The task: Copy out the listing in full, exactly as written, but not its pictures.

Given data:
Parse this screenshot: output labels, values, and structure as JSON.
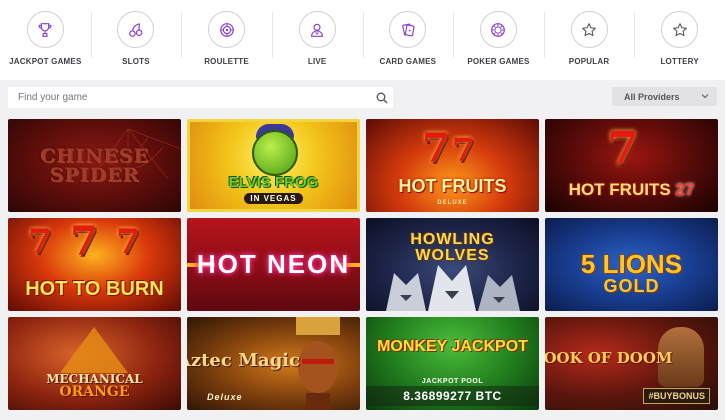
{
  "categories": [
    {
      "label": "JACKPOT GAMES",
      "icon": "trophy-icon"
    },
    {
      "label": "SLOTS",
      "icon": "cherries-icon"
    },
    {
      "label": "ROULETTE",
      "icon": "roulette-icon"
    },
    {
      "label": "LIVE",
      "icon": "dealer-icon"
    },
    {
      "label": "CARD GAMES",
      "icon": "cards-icon"
    },
    {
      "label": "POKER GAMES",
      "icon": "poker-chip-icon"
    },
    {
      "label": "POPULAR",
      "icon": "star-icon"
    },
    {
      "label": "LOTTERY",
      "icon": "star-icon"
    }
  ],
  "search": {
    "placeholder": "Find your game",
    "value": ""
  },
  "provider_filter": {
    "selected": "All Providers"
  },
  "games": [
    {
      "title": "CHINESE SPIDER"
    },
    {
      "title": "ELVIS FROG",
      "sub": "IN VEGAS"
    },
    {
      "title": "HOT FRUITS",
      "sub": "DELUXE"
    },
    {
      "title": "HOT FRUITS",
      "num": "27"
    },
    {
      "title": "HOT TO BURN"
    },
    {
      "title": "HOT NEON"
    },
    {
      "title": "HOWLING WOLVES"
    },
    {
      "title": "5 LIONS",
      "sub": "GOLD"
    },
    {
      "title": "MECHANICAL",
      "sub": "ORANGE"
    },
    {
      "title": "Aztec Magic",
      "sub": "Deluxe"
    },
    {
      "title": "MONKEY JACKPOT",
      "jackpot_label": "JACKPOT POOL",
      "jackpot_value": "8.36899277 BTC"
    },
    {
      "title": "BOOK OF DOOM",
      "badge": "#BUYBONUS"
    }
  ],
  "colors": {
    "background": "#f1f1f3",
    "category_bar": "#ffffff",
    "accent_icon": "#8b3fd0"
  }
}
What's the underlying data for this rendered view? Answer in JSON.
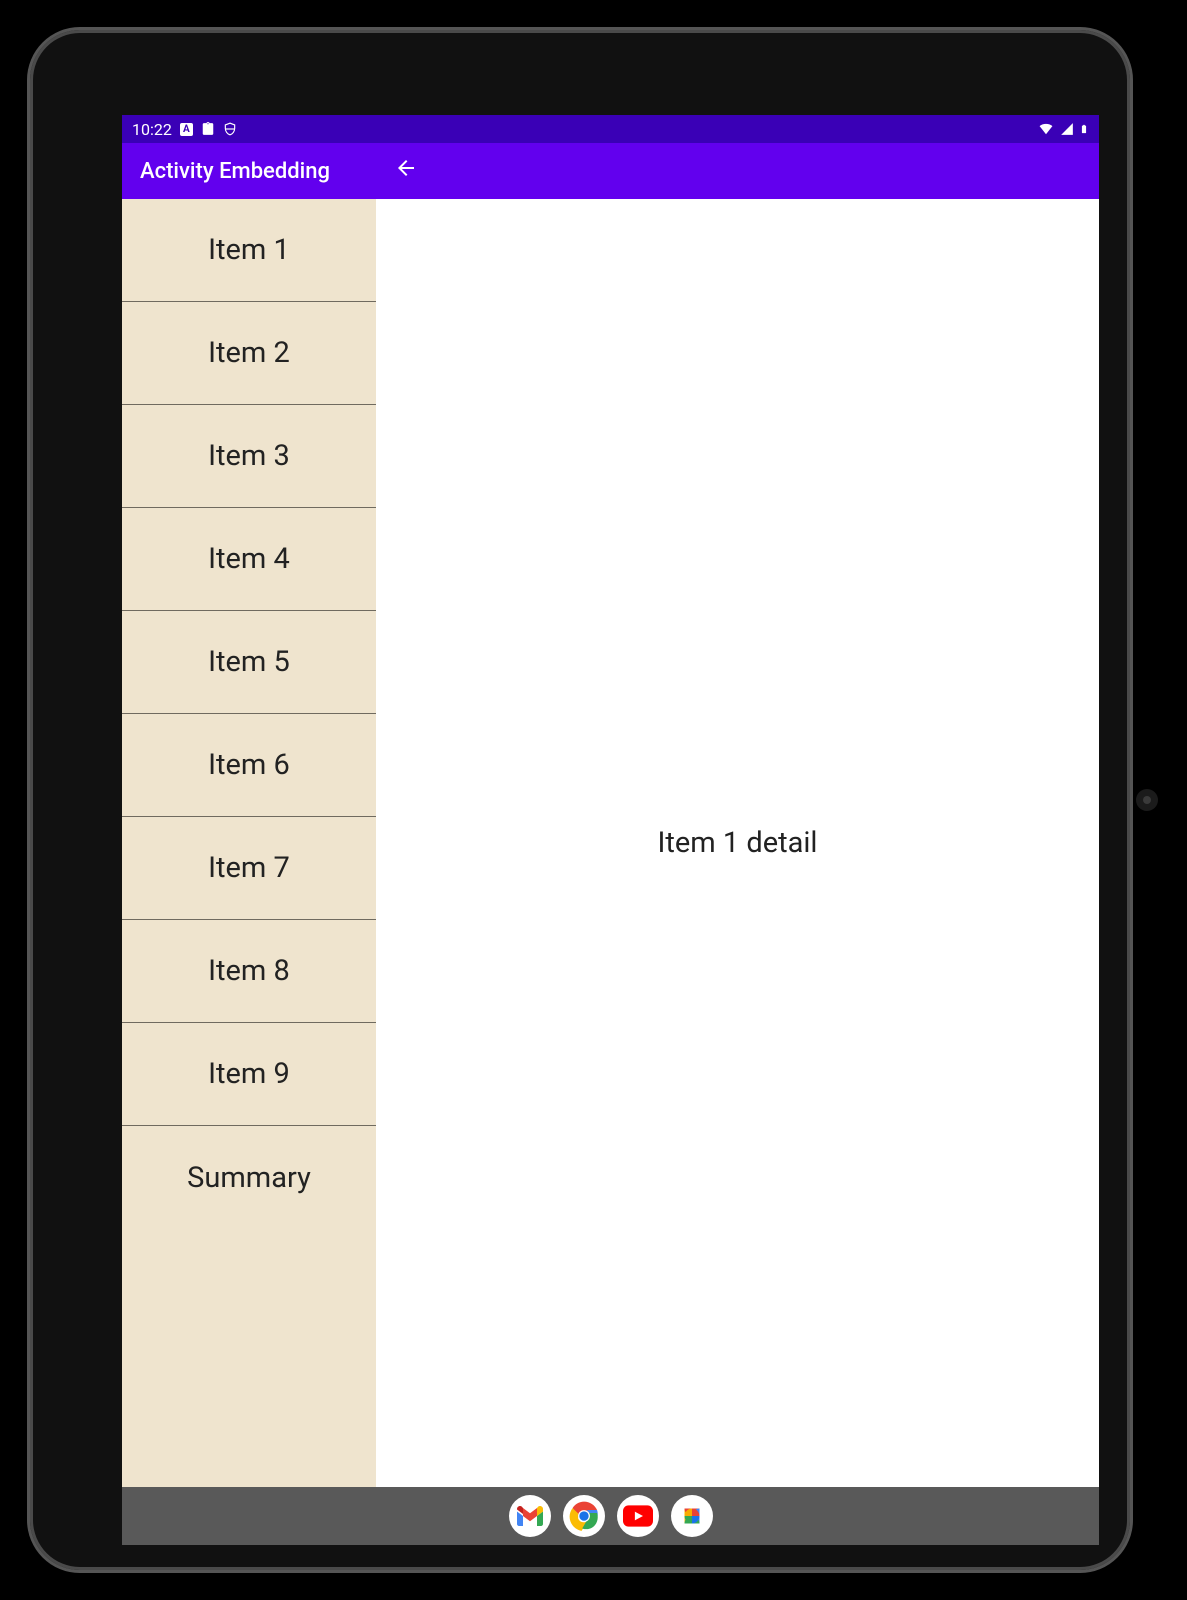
{
  "statusbar": {
    "time": "10:22"
  },
  "appbar": {
    "title": "Activity Embedding"
  },
  "list": {
    "items": [
      {
        "label": "Item 1"
      },
      {
        "label": "Item 2"
      },
      {
        "label": "Item 3"
      },
      {
        "label": "Item 4"
      },
      {
        "label": "Item 5"
      },
      {
        "label": "Item 6"
      },
      {
        "label": "Item 7"
      },
      {
        "label": "Item 8"
      },
      {
        "label": "Item 9"
      },
      {
        "label": "Summary"
      }
    ]
  },
  "detail": {
    "text": "Item 1 detail"
  }
}
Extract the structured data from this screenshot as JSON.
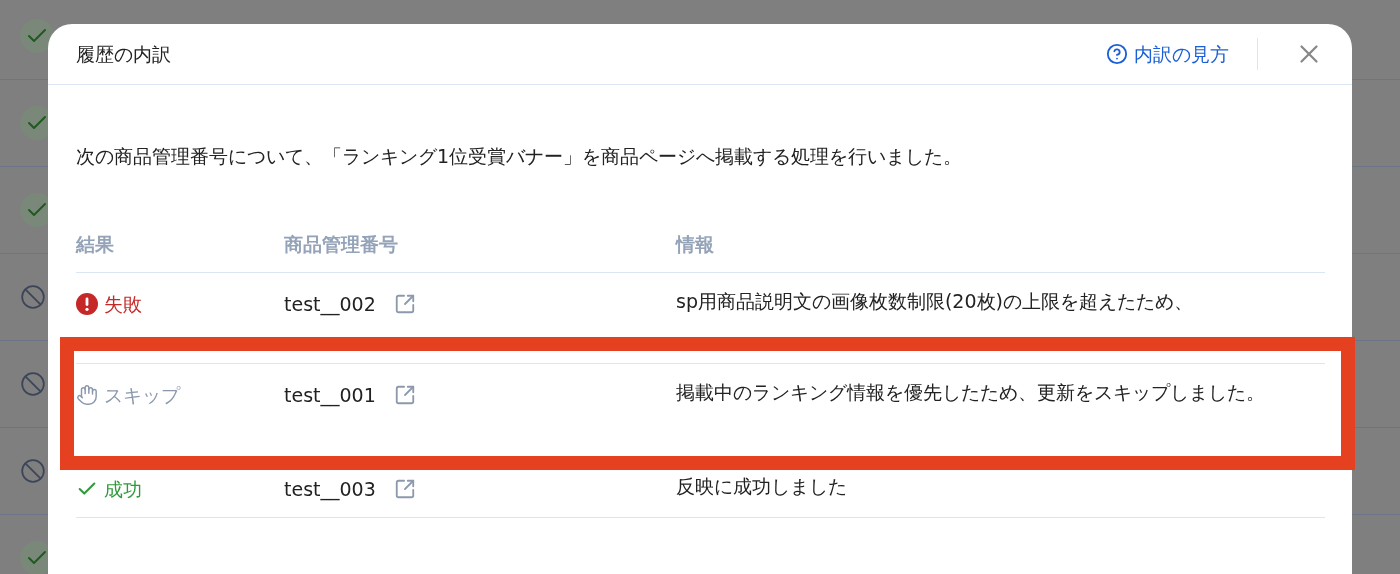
{
  "background_list": [
    {
      "kind": "success"
    },
    {
      "kind": "success"
    },
    {
      "kind": "success"
    },
    {
      "kind": "skip"
    },
    {
      "kind": "skip"
    },
    {
      "kind": "skip"
    },
    {
      "kind": "success"
    }
  ],
  "dialog": {
    "title": "履歴の内訳",
    "help_link": "内訳の見方",
    "message": "次の商品管理番号について、「ランキング1位受賞バナー」を商品ページへ掲載する処理を行いました。",
    "table": {
      "columns": [
        "結果",
        "商品管理番号",
        "情報"
      ],
      "rows": [
        {
          "result": {
            "kind": "failure",
            "label": "失敗"
          },
          "id": "test__002",
          "info": "sp用商品説明文の画像枚数制限(20枚)の上限を超えたため、"
        },
        {
          "result": {
            "kind": "skip",
            "label": "スキップ"
          },
          "id": "test__001",
          "info": "掲載中のランキング情報を優先したため、更新をスキップしました。"
        },
        {
          "result": {
            "kind": "success",
            "label": "成功"
          },
          "id": "test__003",
          "info": "反映に成功しました"
        }
      ]
    }
  }
}
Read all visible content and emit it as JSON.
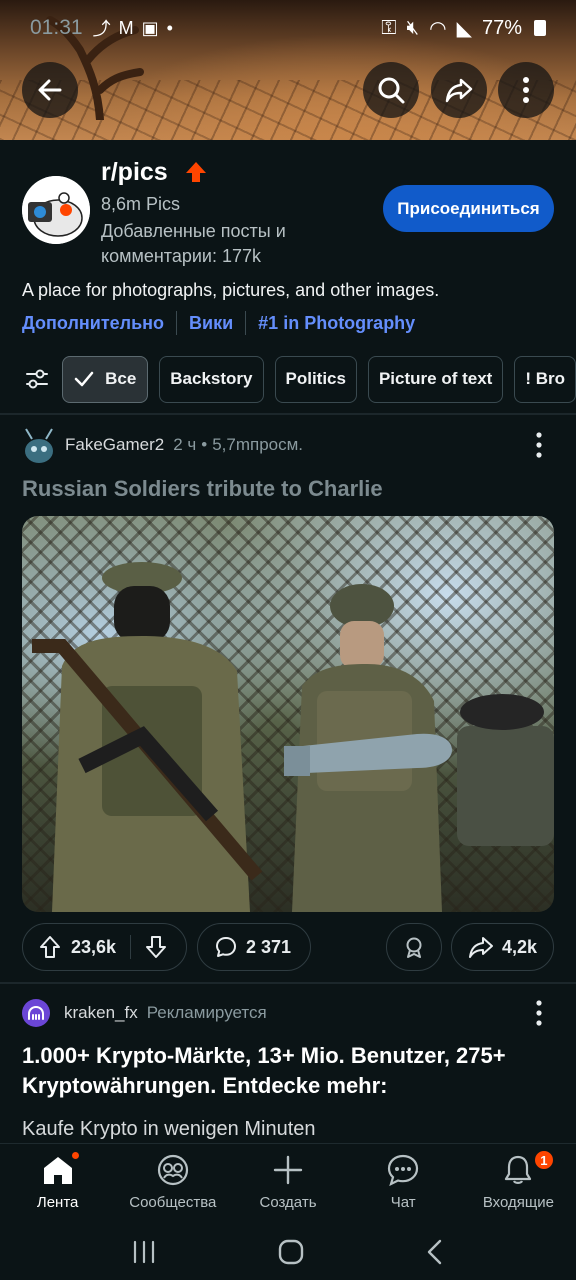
{
  "status_bar": {
    "time": "01:31",
    "battery": "77%"
  },
  "subreddit": {
    "name": "r/pics",
    "members": "8,6m Pics",
    "contributions": "Добавленные посты и комментарии: 177k",
    "join_label": "Присоединиться",
    "description": "A place for photographs, pictures, and other images.",
    "links": [
      {
        "label": "Дополнительно"
      },
      {
        "label": "Вики"
      },
      {
        "label": "#1 in Photography"
      }
    ]
  },
  "filters": {
    "chips": [
      {
        "label": "Все",
        "active": true
      },
      {
        "label": "Backstory",
        "active": false
      },
      {
        "label": "Politics",
        "active": false
      },
      {
        "label": "Picture of text",
        "active": false
      },
      {
        "label": "! Bro",
        "active": false
      }
    ]
  },
  "post": {
    "author": "FakeGamer2",
    "time": "2 ч",
    "views": "5,7mпросм.",
    "title": "Russian Soldiers tribute to Charlie",
    "score": "23,6k",
    "comments": "2 371",
    "shares": "4,2k"
  },
  "ad": {
    "author": "kraken_fx",
    "promoted": "Рекламируется",
    "title": "1.000+ Krypto-Märkte, 13+ Mio. Benutzer, 275+ Kryptowährungen. Entdecke mehr:",
    "body": "Kaufe Krypto in wenigen Minuten"
  },
  "bottom_nav": {
    "items": [
      {
        "label": "Лента",
        "icon": "home-icon",
        "active": true
      },
      {
        "label": "Сообщества",
        "icon": "communities-icon",
        "active": false
      },
      {
        "label": "Создать",
        "icon": "plus-icon",
        "active": false
      },
      {
        "label": "Чат",
        "icon": "chat-icon",
        "active": false
      },
      {
        "label": "Входящие",
        "icon": "bell-icon",
        "active": false
      }
    ],
    "inbox_badge": "1"
  },
  "colors": {
    "background": "#0b1416",
    "join_button": "#115bca",
    "link": "#648efc",
    "accent": "#ff4500"
  }
}
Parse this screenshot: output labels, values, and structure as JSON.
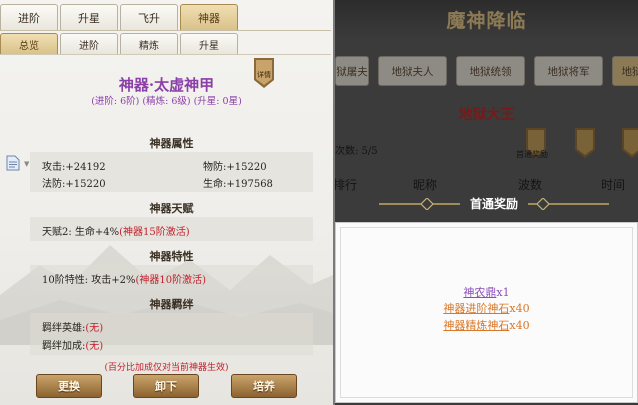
{
  "left": {
    "tabs_top": [
      "进阶",
      "升星",
      "飞升",
      "神器"
    ],
    "tabs_sub": [
      "总览",
      "进阶",
      "精炼",
      "升星"
    ],
    "title": "神器·太虚神甲",
    "subtitle": "(进阶: 6阶) (精炼: 6级) (升星: 0星)",
    "badge_text": "详情",
    "sections": {
      "attributes": {
        "heading": "神器属性",
        "stats": [
          {
            "label": "攻击:+24192"
          },
          {
            "label": "物防:+15220"
          },
          {
            "label": "法防:+15220"
          },
          {
            "label": "生命:+197568"
          }
        ]
      },
      "talent": {
        "heading": "神器天赋",
        "line": "天赋2: 生命+4%",
        "tag": "(神器15阶激活)"
      },
      "trait": {
        "heading": "神器特性",
        "line": "10阶特性: 攻击+2%",
        "tag": "(神器10阶激活)"
      },
      "bond": {
        "heading": "神器羁绊",
        "hero_label": "羁绊英雄:",
        "hero_value": "(无)",
        "bonus_label": "羁绊加成:",
        "bonus_value": "(无)"
      }
    },
    "note": "(百分比加成仅对当前神器生效)",
    "buttons": {
      "replace": "更换",
      "unload": "卸下",
      "upgrade": "培养"
    }
  },
  "right": {
    "title": "魔神降临",
    "tabs": [
      "狱屠夫",
      "地狱夫人",
      "地狱统领",
      "地狱将军",
      "地狱"
    ],
    "boss_name": "地狱大王",
    "count_text": "次数: 5/5",
    "icon_label_first": "首通奖励",
    "columns": [
      "排行",
      "昵称",
      "波数",
      "时间"
    ],
    "popup_title": "首通奖励",
    "rewards": [
      {
        "name": "神农鼎",
        "qty": "x1",
        "color": "#8b4fb8"
      },
      {
        "name": "神器进阶神石",
        "qty": "x40",
        "color": "#d8782a"
      },
      {
        "name": "神器精炼神石",
        "qty": "x40",
        "color": "#d8782a"
      }
    ]
  }
}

Final answer:
Parse this screenshot: output labels, values, and structure as JSON.
{
  "categories": [
    {
      "label": "JACKPOT GAMES",
      "icon": "trophy-icon"
    },
    {
      "label": "SLOTS",
      "icon": "cherries-icon"
    },
    {
      "label": "ROULETTE",
      "icon": "roulette-icon"
    },
    {
      "label": "LIVE",
      "icon": "dealer-icon"
    },
    {
      "label": "CARD GAMES",
      "icon": "cards-icon"
    },
    {
      "label": "POKER GAMES",
      "icon": "poker-chip-icon"
    },
    {
      "label": "POPULAR",
      "icon": "star-icon"
    },
    {
      "label": "LOTTERY",
      "icon": "star-icon"
    }
  ],
  "search": {
    "placeholder": "Find your game",
    "value": ""
  },
  "provider_filter": {
    "selected": "All Providers"
  },
  "games": [
    {
      "title": "CHINESE SPIDER"
    },
    {
      "title": "ELVIS FROG",
      "sub": "IN VEGAS"
    },
    {
      "title": "HOT FRUITS",
      "sub": "DELUXE"
    },
    {
      "title": "HOT FRUITS",
      "num": "27"
    },
    {
      "title": "HOT TO BURN"
    },
    {
      "title": "HOT NEON"
    },
    {
      "title": "HOWLING WOLVES"
    },
    {
      "title": "5 LIONS",
      "sub": "GOLD"
    },
    {
      "title": "MECHANICAL",
      "sub": "ORANGE"
    },
    {
      "title": "Aztec Magic",
      "sub": "Deluxe"
    },
    {
      "title": "MONKEY JACKPOT",
      "jackpot_label": "JACKPOT POOL",
      "jackpot_value": "8.36899277 BTC"
    },
    {
      "title": "BOOK OF DOOM",
      "badge": "#BUYBONUS"
    }
  ],
  "colors": {
    "background": "#f1f1f3",
    "category_bar": "#ffffff",
    "accent_icon": "#8b3fd0"
  }
}
What's the underlying data for this rendered view? Answer in JSON.
{
  "statusbar": {
    "time": "10:22"
  },
  "appbar": {
    "title": "Activity Embedding"
  },
  "list": {
    "items": [
      {
        "label": "Item 1"
      },
      {
        "label": "Item 2"
      },
      {
        "label": "Item 3"
      },
      {
        "label": "Item 4"
      },
      {
        "label": "Item 5"
      },
      {
        "label": "Item 6"
      },
      {
        "label": "Item 7"
      },
      {
        "label": "Item 8"
      },
      {
        "label": "Item 9"
      },
      {
        "label": "Summary"
      }
    ]
  },
  "detail": {
    "text": "Item 1 detail"
  }
}
Extract the structured data from this screenshot as JSON.
{
  "background_list": [
    {
      "kind": "success"
    },
    {
      "kind": "success"
    },
    {
      "kind": "success"
    },
    {
      "kind": "skip"
    },
    {
      "kind": "skip"
    },
    {
      "kind": "skip"
    },
    {
      "kind": "success"
    }
  ],
  "dialog": {
    "title": "履歴の内訳",
    "help_link": "内訳の見方",
    "message": "次の商品管理番号について、「ランキング1位受賞バナー」を商品ページへ掲載する処理を行いました。",
    "table": {
      "columns": [
        "結果",
        "商品管理番号",
        "情報"
      ],
      "rows": [
        {
          "result": {
            "kind": "failure",
            "label": "失敗"
          },
          "id": "test__002",
          "info": "sp用商品説明文の画像枚数制限(20枚)の上限を超えたため、"
        },
        {
          "result": {
            "kind": "skip",
            "label": "スキップ"
          },
          "id": "test__001",
          "info": "掲載中のランキング情報を優先したため、更新をスキップしました。"
        },
        {
          "result": {
            "kind": "success",
            "label": "成功"
          },
          "id": "test__003",
          "info": "反映に成功しました"
        }
      ]
    }
  }
}
Read all visible content and emit it as JSON.
{
  "status_bar": {
    "time": "01:31",
    "battery": "77%"
  },
  "subreddit": {
    "name": "r/pics",
    "members": "8,6m Pics",
    "contributions": "Добавленные посты и комментарии: 177k",
    "join_label": "Присоединиться",
    "description": "A place for photographs, pictures, and other images.",
    "links": [
      {
        "label": "Дополнительно"
      },
      {
        "label": "Вики"
      },
      {
        "label": "#1 in Photography"
      }
    ]
  },
  "filters": {
    "chips": [
      {
        "label": "Все",
        "active": true
      },
      {
        "label": "Backstory",
        "active": false
      },
      {
        "label": "Politics",
        "active": false
      },
      {
        "label": "Picture of text",
        "active": false
      },
      {
        "label": "! Bro",
        "active": false
      }
    ]
  },
  "post": {
    "author": "FakeGamer2",
    "time": "2 ч",
    "views": "5,7mпросм.",
    "title": "Russian Soldiers tribute to Charlie",
    "score": "23,6k",
    "comments": "2 371",
    "shares": "4,2k"
  },
  "ad": {
    "author": "kraken_fx",
    "promoted": "Рекламируется",
    "title": "1.000+ Krypto-Märkte, 13+ Mio. Benutzer, 275+ Kryptowährungen. Entdecke mehr:",
    "body": "Kaufe Krypto in wenigen Minuten"
  },
  "bottom_nav": {
    "items": [
      {
        "label": "Лента",
        "icon": "home-icon",
        "active": true
      },
      {
        "label": "Сообщества",
        "icon": "communities-icon",
        "active": false
      },
      {
        "label": "Создать",
        "icon": "plus-icon",
        "active": false
      },
      {
        "label": "Чат",
        "icon": "chat-icon",
        "active": false
      },
      {
        "label": "Входящие",
        "icon": "bell-icon",
        "active": false
      }
    ],
    "inbox_badge": "1"
  },
  "colors": {
    "background": "#0b1416",
    "join_button": "#115bca",
    "link": "#648efc",
    "accent": "#ff4500"
  }
}
Parse this screenshot: output labels, values, and structure as JSON.
{
  "left": {
    "tabs_top": [
      "进阶",
      "升星",
      "飞升",
      "神器"
    ],
    "tabs_sub": [
      "总览",
      "进阶",
      "精炼",
      "升星"
    ],
    "title": "神器·太虚神甲",
    "subtitle": "(进阶: 6阶) (精炼: 6级) (升星: 0星)",
    "badge_text": "详情",
    "sections": {
      "attributes": {
        "heading": "神器属性",
        "stats": [
          {
            "label": "攻击:+24192"
          },
          {
            "label": "物防:+15220"
          },
          {
            "label": "法防:+15220"
          },
          {
            "label": "生命:+197568"
          }
        ]
      },
      "talent": {
        "heading": "神器天赋",
        "line": "天赋2: 生命+4%",
        "tag": "(神器15阶激活)"
      },
      "trait": {
        "heading": "神器特性",
        "line": "10阶特性: 攻击+2%",
        "tag": "(神器10阶激活)"
      },
      "bond": {
        "heading": "神器羁绊",
        "hero_label": "羁绊英雄:",
        "hero_value": "(无)",
        "bonus_label": "羁绊加成:",
        "bonus_value": "(无)"
      }
    },
    "note": "(百分比加成仅对当前神器生效)",
    "buttons": {
      "replace": "更换",
      "unload": "卸下",
      "upgrade": "培养"
    }
  },
  "right": {
    "title": "魔神降临",
    "tabs": [
      "狱屠夫",
      "地狱夫人",
      "地狱统领",
      "地狱将军",
      "地狱"
    ],
    "boss_name": "地狱大王",
    "count_text": "次数: 5/5",
    "icon_label_first": "首通奖励",
    "columns": [
      "排行",
      "昵称",
      "波数",
      "时间"
    ],
    "popup_title": "首通奖励",
    "rewards": [
      {
        "name": "神农鼎",
        "qty": "x1",
        "color": "#8b4fb8"
      },
      {
        "name": "神器进阶神石",
        "qty": "x40",
        "color": "#d8782a"
      },
      {
        "name": "神器精炼神石",
        "qty": "x40",
        "color": "#d8782a"
      }
    ]
  }
}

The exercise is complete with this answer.